_Entries from a dataset of interfaces_:
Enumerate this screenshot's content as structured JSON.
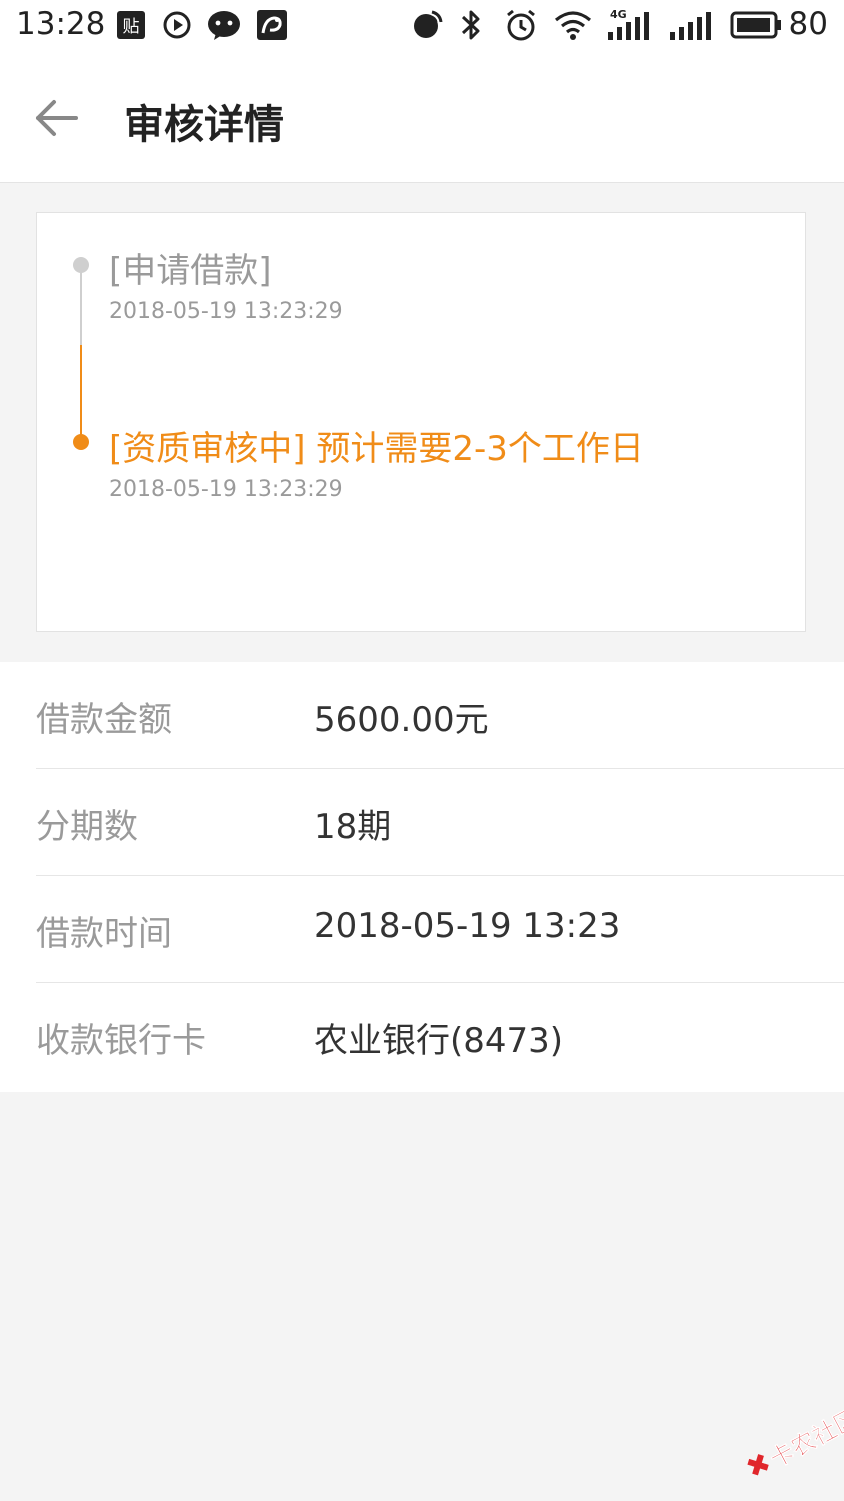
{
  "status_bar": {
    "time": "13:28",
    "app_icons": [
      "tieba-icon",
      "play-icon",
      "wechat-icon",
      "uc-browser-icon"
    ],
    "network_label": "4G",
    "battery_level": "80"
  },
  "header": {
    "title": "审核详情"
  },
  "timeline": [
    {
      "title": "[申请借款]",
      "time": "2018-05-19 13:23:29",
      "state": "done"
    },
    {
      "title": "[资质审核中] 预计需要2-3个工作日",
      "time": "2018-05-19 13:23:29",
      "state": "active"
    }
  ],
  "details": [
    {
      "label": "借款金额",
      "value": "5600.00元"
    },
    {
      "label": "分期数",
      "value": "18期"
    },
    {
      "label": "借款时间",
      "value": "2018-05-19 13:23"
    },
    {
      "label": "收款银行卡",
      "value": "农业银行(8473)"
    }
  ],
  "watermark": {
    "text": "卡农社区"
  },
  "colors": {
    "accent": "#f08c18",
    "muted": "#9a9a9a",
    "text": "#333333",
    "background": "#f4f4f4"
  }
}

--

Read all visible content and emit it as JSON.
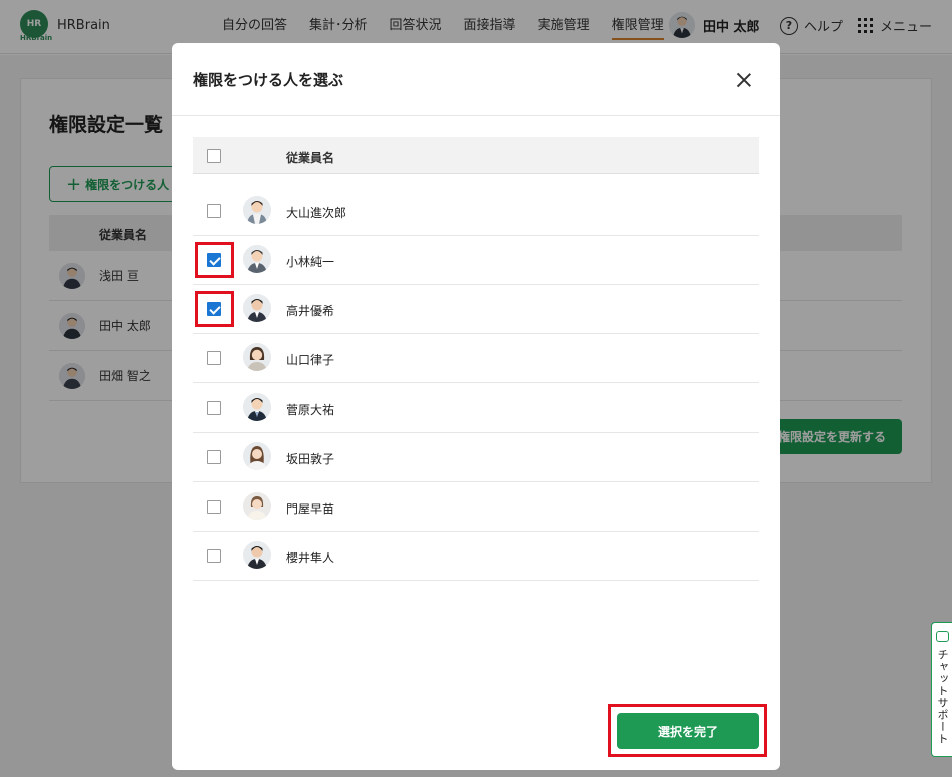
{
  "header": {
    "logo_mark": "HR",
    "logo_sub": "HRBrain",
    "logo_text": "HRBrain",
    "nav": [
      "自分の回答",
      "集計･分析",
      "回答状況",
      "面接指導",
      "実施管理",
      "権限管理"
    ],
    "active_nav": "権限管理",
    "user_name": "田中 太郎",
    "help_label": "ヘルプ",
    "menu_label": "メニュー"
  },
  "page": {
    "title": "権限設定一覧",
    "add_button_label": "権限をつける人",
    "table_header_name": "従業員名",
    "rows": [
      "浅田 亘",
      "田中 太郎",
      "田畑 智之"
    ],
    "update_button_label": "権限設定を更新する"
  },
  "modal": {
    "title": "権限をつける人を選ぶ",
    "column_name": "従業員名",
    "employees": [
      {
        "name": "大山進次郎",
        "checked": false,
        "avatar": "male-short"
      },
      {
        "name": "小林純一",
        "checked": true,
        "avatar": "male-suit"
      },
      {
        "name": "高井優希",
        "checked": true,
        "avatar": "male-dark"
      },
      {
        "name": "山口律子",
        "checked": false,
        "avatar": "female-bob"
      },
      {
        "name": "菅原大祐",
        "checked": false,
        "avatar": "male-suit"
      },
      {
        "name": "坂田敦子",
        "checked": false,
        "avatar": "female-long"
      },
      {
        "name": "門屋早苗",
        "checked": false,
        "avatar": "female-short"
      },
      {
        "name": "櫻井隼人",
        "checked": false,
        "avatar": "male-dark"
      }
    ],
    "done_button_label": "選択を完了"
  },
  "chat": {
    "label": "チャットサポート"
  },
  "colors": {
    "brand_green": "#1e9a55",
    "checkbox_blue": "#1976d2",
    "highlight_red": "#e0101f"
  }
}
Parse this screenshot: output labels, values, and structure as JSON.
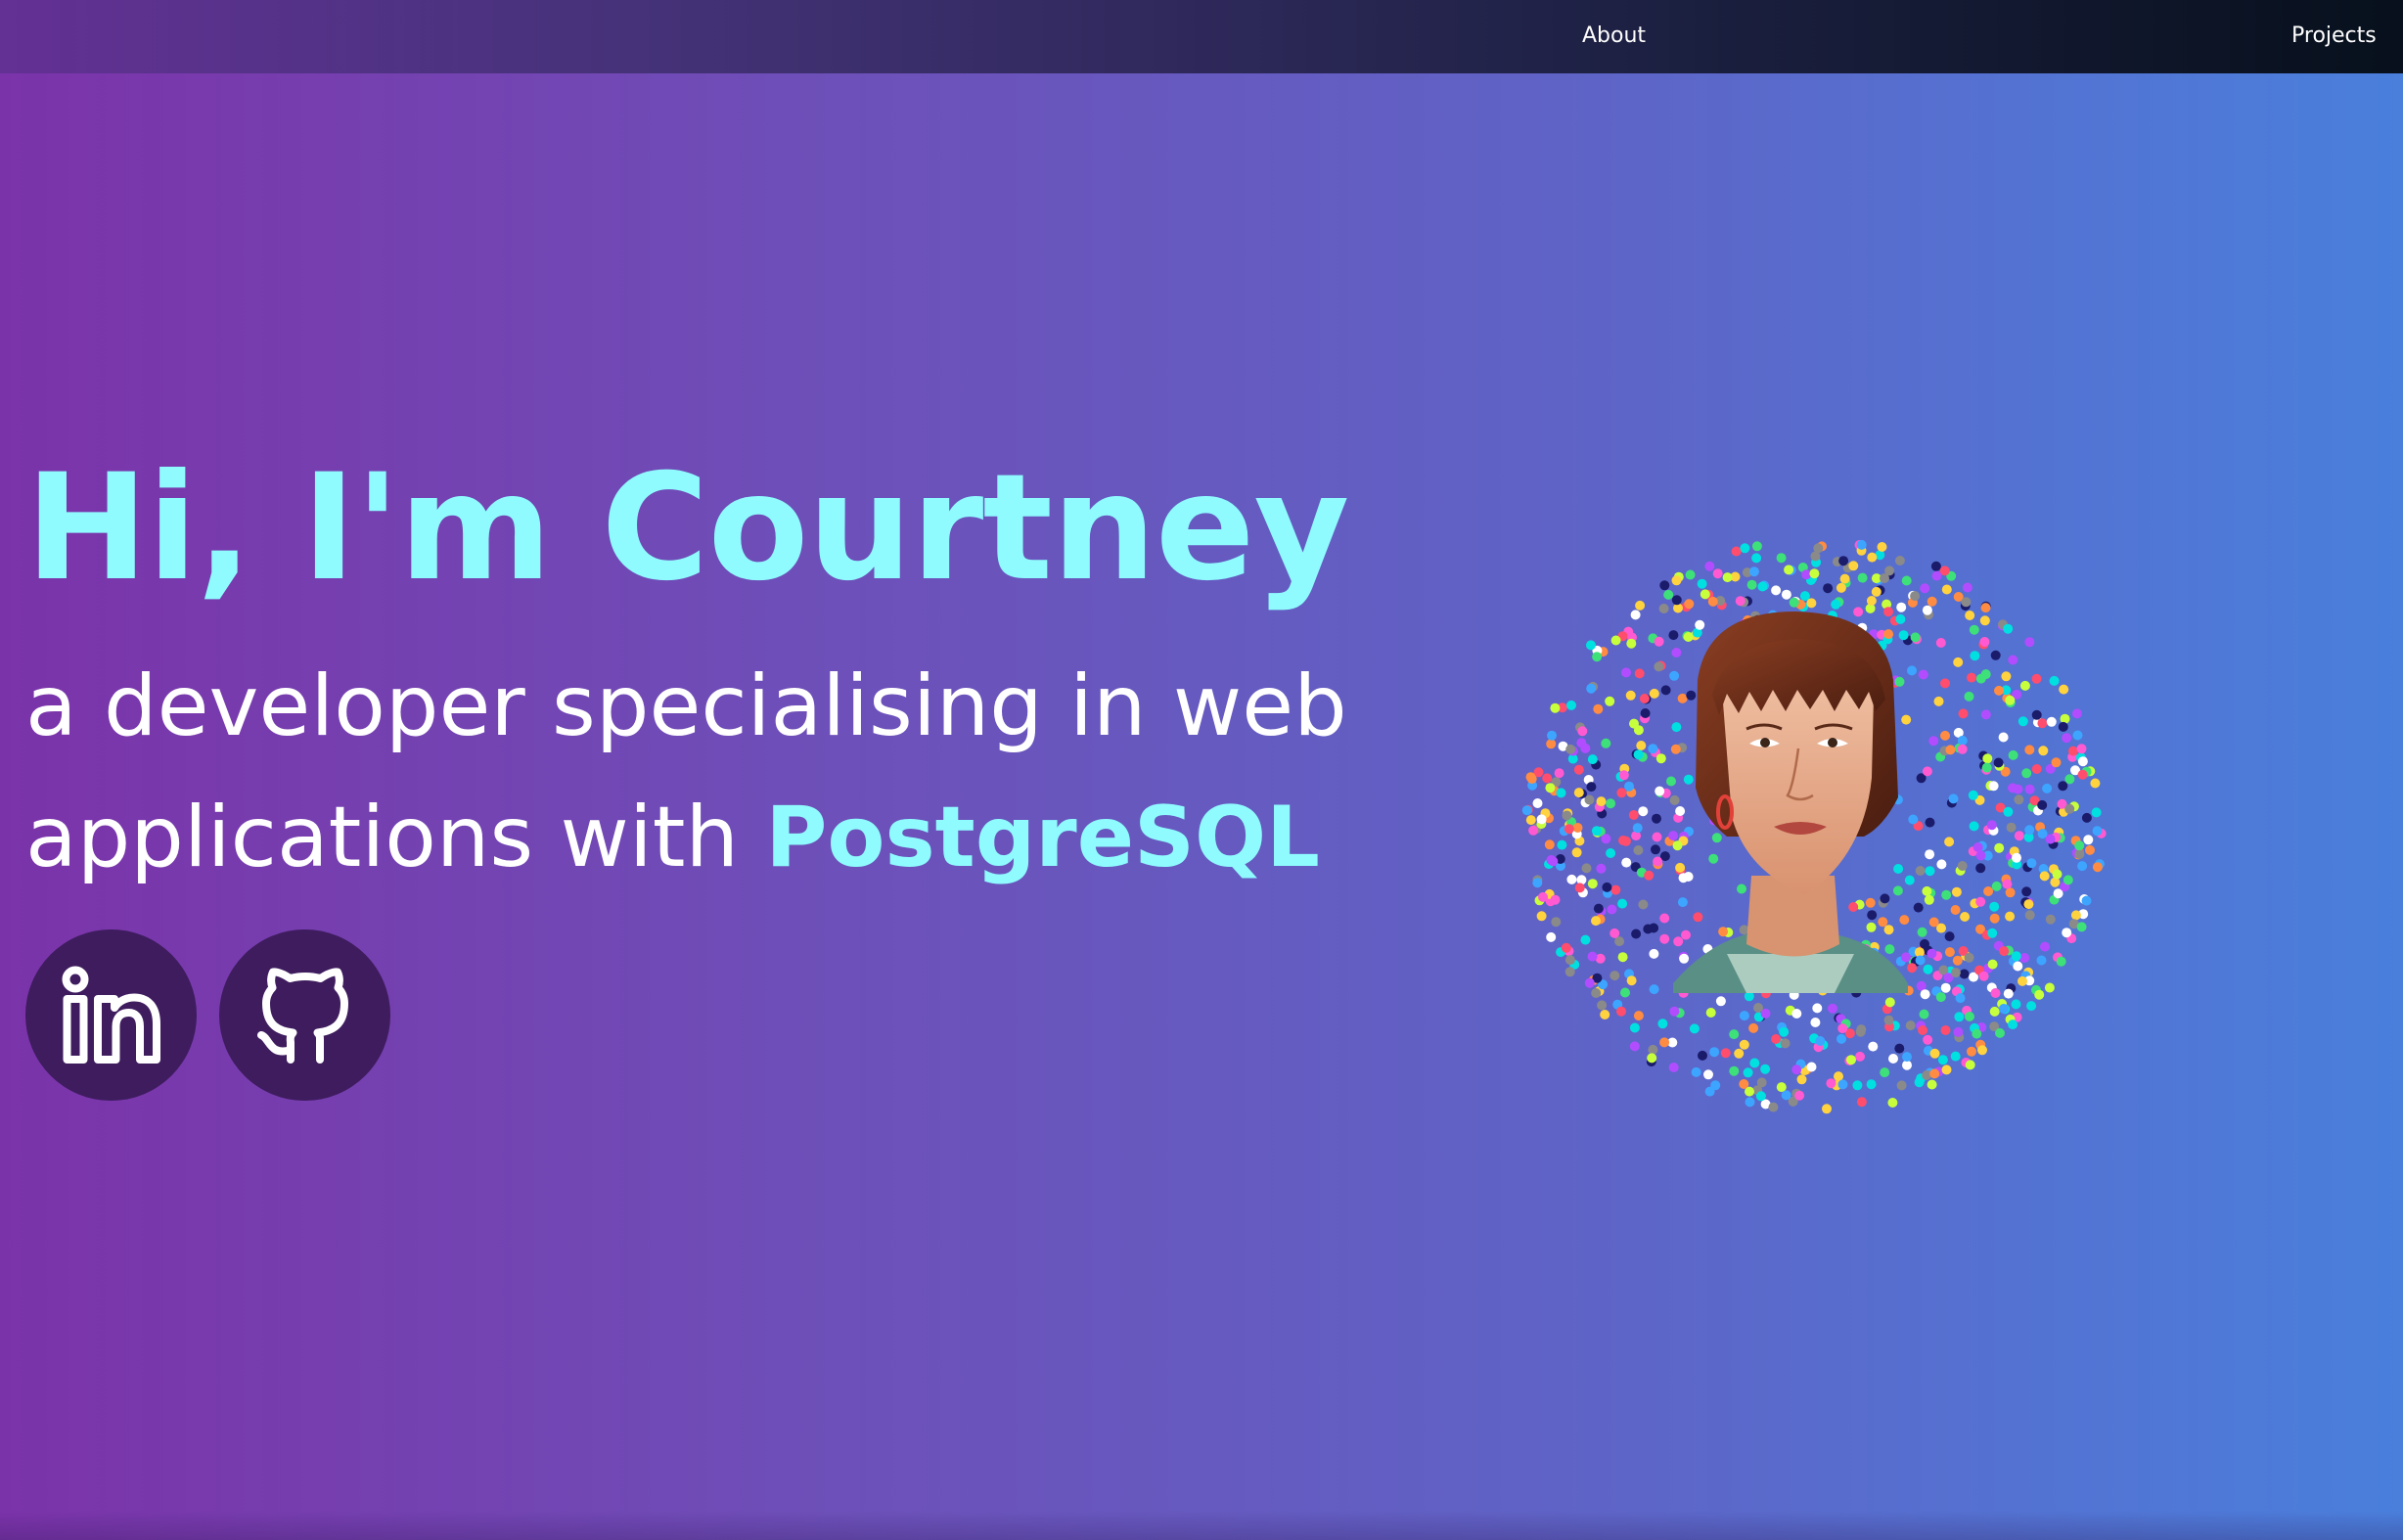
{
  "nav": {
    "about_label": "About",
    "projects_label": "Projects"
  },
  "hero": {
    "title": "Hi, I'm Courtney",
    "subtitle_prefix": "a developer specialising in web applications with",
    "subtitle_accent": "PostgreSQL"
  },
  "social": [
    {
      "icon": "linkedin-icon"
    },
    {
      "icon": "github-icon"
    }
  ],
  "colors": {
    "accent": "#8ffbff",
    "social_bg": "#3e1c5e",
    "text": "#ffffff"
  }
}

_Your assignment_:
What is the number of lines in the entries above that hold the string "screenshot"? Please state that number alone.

_Response_:
2